Segment Start: Data extract

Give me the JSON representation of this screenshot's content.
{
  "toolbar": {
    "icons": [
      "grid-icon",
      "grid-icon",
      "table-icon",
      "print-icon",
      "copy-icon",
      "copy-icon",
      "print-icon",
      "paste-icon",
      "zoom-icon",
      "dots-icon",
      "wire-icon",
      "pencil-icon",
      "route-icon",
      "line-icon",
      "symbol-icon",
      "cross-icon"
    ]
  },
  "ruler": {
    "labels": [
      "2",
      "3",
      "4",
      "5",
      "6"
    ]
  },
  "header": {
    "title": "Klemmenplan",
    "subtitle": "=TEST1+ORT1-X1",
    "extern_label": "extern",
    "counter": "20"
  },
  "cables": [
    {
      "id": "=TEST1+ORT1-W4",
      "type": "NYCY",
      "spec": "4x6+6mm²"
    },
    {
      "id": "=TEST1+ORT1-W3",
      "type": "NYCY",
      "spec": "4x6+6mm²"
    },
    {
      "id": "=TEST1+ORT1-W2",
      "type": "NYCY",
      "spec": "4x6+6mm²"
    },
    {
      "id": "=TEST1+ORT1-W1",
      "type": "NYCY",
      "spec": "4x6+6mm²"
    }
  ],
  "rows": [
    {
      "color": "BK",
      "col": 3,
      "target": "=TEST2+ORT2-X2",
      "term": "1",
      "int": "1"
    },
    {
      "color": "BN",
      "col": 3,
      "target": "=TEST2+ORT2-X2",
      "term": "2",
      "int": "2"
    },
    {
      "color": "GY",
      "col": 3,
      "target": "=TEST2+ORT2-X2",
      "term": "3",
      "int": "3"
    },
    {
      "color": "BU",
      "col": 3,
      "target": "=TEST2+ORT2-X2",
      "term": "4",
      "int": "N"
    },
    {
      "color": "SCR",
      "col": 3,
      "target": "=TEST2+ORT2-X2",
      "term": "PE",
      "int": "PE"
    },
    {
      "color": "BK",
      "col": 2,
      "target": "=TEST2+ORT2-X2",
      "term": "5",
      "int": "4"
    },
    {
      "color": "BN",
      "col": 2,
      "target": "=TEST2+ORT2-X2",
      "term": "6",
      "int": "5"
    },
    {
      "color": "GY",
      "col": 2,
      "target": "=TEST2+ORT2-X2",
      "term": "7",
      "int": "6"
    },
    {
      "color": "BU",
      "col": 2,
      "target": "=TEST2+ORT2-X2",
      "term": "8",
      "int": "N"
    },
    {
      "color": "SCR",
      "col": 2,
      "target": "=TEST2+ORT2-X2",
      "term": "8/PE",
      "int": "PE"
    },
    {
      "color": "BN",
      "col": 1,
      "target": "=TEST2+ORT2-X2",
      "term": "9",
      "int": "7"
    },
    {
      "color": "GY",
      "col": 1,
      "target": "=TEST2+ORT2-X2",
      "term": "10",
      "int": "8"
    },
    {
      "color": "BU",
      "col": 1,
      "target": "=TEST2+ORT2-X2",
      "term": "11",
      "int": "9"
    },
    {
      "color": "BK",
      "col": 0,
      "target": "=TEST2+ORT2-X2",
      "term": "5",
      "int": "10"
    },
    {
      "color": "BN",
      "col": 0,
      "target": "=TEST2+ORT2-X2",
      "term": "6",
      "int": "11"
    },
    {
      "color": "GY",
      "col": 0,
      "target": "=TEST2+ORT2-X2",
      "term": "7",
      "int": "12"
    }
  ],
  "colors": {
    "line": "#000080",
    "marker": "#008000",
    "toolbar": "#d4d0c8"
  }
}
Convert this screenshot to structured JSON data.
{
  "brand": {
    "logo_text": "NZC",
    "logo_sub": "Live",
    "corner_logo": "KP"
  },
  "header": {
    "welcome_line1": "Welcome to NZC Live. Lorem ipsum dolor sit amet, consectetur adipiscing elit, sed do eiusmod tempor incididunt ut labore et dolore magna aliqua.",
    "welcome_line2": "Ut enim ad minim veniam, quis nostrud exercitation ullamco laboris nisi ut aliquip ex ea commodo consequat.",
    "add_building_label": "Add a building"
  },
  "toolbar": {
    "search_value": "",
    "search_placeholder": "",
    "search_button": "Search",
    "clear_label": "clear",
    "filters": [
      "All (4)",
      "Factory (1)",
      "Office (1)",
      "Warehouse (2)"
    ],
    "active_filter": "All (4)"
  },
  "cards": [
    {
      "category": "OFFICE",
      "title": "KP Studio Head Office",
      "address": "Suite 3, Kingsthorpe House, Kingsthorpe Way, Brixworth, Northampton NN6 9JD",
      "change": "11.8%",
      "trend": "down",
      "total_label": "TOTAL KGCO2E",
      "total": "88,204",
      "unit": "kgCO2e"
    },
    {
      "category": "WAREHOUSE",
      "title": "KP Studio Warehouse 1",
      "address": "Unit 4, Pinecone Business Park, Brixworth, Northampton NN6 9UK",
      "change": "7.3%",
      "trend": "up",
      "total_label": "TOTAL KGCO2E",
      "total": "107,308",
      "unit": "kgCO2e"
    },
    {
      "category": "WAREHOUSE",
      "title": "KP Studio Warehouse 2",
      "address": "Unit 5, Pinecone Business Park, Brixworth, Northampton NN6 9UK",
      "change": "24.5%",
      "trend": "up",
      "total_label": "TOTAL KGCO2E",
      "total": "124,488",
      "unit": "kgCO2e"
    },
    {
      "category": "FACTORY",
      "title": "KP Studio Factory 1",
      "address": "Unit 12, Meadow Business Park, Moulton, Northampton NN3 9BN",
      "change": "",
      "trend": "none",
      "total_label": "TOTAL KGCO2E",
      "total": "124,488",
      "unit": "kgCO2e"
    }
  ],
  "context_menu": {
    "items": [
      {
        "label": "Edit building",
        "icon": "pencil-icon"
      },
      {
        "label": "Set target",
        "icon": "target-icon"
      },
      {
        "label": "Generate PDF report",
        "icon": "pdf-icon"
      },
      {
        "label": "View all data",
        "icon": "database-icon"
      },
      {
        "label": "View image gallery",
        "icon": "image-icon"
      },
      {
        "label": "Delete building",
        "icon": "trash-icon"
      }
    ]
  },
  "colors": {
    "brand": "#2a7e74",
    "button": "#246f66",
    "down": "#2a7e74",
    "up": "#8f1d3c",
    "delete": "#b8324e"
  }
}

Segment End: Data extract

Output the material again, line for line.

▶ _Solution_
Give me the JSON representation of this screenshot's content.
{
  "toolbar": {
    "icons": [
      "grid-icon",
      "grid-icon",
      "table-icon",
      "print-icon",
      "copy-icon",
      "copy-icon",
      "print-icon",
      "paste-icon",
      "zoom-icon",
      "dots-icon",
      "wire-icon",
      "pencil-icon",
      "route-icon",
      "line-icon",
      "symbol-icon",
      "cross-icon"
    ]
  },
  "ruler": {
    "labels": [
      "2",
      "3",
      "4",
      "5",
      "6"
    ]
  },
  "header": {
    "title": "Klemmenplan",
    "subtitle": "=TEST1+ORT1-X1",
    "extern_label": "extern",
    "counter": "20"
  },
  "cables": [
    {
      "id": "=TEST1+ORT1-W4",
      "type": "NYCY",
      "spec": "4x6+6mm²"
    },
    {
      "id": "=TEST1+ORT1-W3",
      "type": "NYCY",
      "spec": "4x6+6mm²"
    },
    {
      "id": "=TEST1+ORT1-W2",
      "type": "NYCY",
      "spec": "4x6+6mm²"
    },
    {
      "id": "=TEST1+ORT1-W1",
      "type": "NYCY",
      "spec": "4x6+6mm²"
    }
  ],
  "rows": [
    {
      "color": "BK",
      "col": 3,
      "target": "=TEST2+ORT2-X2",
      "term": "1",
      "int": "1"
    },
    {
      "color": "BN",
      "col": 3,
      "target": "=TEST2+ORT2-X2",
      "term": "2",
      "int": "2"
    },
    {
      "color": "GY",
      "col": 3,
      "target": "=TEST2+ORT2-X2",
      "term": "3",
      "int": "3"
    },
    {
      "color": "BU",
      "col": 3,
      "target": "=TEST2+ORT2-X2",
      "term": "4",
      "int": "N"
    },
    {
      "color": "SCR",
      "col": 3,
      "target": "=TEST2+ORT2-X2",
      "term": "PE",
      "int": "PE"
    },
    {
      "color": "BK",
      "col": 2,
      "target": "=TEST2+ORT2-X2",
      "term": "5",
      "int": "4"
    },
    {
      "color": "BN",
      "col": 2,
      "target": "=TEST2+ORT2-X2",
      "term": "6",
      "int": "5"
    },
    {
      "color": "GY",
      "col": 2,
      "target": "=TEST2+ORT2-X2",
      "term": "7",
      "int": "6"
    },
    {
      "color": "BU",
      "col": 2,
      "target": "=TEST2+ORT2-X2",
      "term": "8",
      "int": "N"
    },
    {
      "color": "SCR",
      "col": 2,
      "target": "=TEST2+ORT2-X2",
      "term": "8/PE",
      "int": "PE"
    },
    {
      "color": "BN",
      "col": 1,
      "target": "=TEST2+ORT2-X2",
      "term": "9",
      "int": "7"
    },
    {
      "color": "GY",
      "col": 1,
      "target": "=TEST2+ORT2-X2",
      "term": "10",
      "int": "8"
    },
    {
      "color": "BU",
      "col": 1,
      "target": "=TEST2+ORT2-X2",
      "term": "11",
      "int": "9"
    },
    {
      "color": "BK",
      "col": 0,
      "target": "=TEST2+ORT2-X2",
      "term": "5",
      "int": "10"
    },
    {
      "color": "BN",
      "col": 0,
      "target": "=TEST2+ORT2-X2",
      "term": "6",
      "int": "11"
    },
    {
      "color": "GY",
      "col": 0,
      "target": "=TEST2+ORT2-X2",
      "term": "7",
      "int": "12"
    }
  ],
  "colors": {
    "line": "#000080",
    "marker": "#008000",
    "toolbar": "#d4d0c8"
  }
}
Convert this screenshot to structured JSON data.
{
  "brand": {
    "logo_text": "NZC",
    "logo_sub": "Live",
    "corner_logo": "KP"
  },
  "header": {
    "welcome_line1": "Welcome to NZC Live. Lorem ipsum dolor sit amet, consectetur adipiscing elit, sed do eiusmod tempor incididunt ut labore et dolore magna aliqua.",
    "welcome_line2": "Ut enim ad minim veniam, quis nostrud exercitation ullamco laboris nisi ut aliquip ex ea commodo consequat.",
    "add_building_label": "Add a building"
  },
  "toolbar": {
    "search_value": "",
    "search_placeholder": "",
    "search_button": "Search",
    "clear_label": "clear",
    "filters": [
      "All (4)",
      "Factory (1)",
      "Office (1)",
      "Warehouse (2)"
    ],
    "active_filter": "All (4)"
  },
  "cards": [
    {
      "category": "OFFICE",
      "title": "KP Studio Head Office",
      "address": "Suite 3, Kingsthorpe House, Kingsthorpe Way, Brixworth, Northampton NN6 9JD",
      "change": "11.8%",
      "trend": "down",
      "total_label": "TOTAL KGCO2E",
      "total": "88,204",
      "unit": "kgCO2e"
    },
    {
      "category": "WAREHOUSE",
      "title": "KP Studio Warehouse 1",
      "address": "Unit 4, Pinecone Business Park, Brixworth, Northampton NN6 9UK",
      "change": "7.3%",
      "trend": "up",
      "total_label": "TOTAL KGCO2E",
      "total": "107,308",
      "unit": "kgCO2e"
    },
    {
      "category": "WAREHOUSE",
      "title": "KP Studio Warehouse 2",
      "address": "Unit 5, Pinecone Business Park, Brixworth, Northampton NN6 9UK",
      "change": "24.5%",
      "trend": "up",
      "total_label": "TOTAL KGCO2E",
      "total": "124,488",
      "unit": "kgCO2e"
    },
    {
      "category": "FACTORY",
      "title": "KP Studio Factory 1",
      "address": "Unit 12, Meadow Business Park, Moulton, Northampton NN3 9BN",
      "change": "",
      "trend": "none",
      "total_label": "TOTAL KGCO2E",
      "total": "124,488",
      "unit": "kgCO2e"
    }
  ],
  "context_menu": {
    "items": [
      {
        "label": "Edit building",
        "icon": "pencil-icon"
      },
      {
        "label": "Set target",
        "icon": "target-icon"
      },
      {
        "label": "Generate PDF report",
        "icon": "pdf-icon"
      },
      {
        "label": "View all data",
        "icon": "database-icon"
      },
      {
        "label": "View image gallery",
        "icon": "image-icon"
      },
      {
        "label": "Delete building",
        "icon": "trash-icon"
      }
    ]
  },
  "colors": {
    "brand": "#2a7e74",
    "button": "#246f66",
    "down": "#2a7e74",
    "up": "#8f1d3c",
    "delete": "#b8324e"
  }
}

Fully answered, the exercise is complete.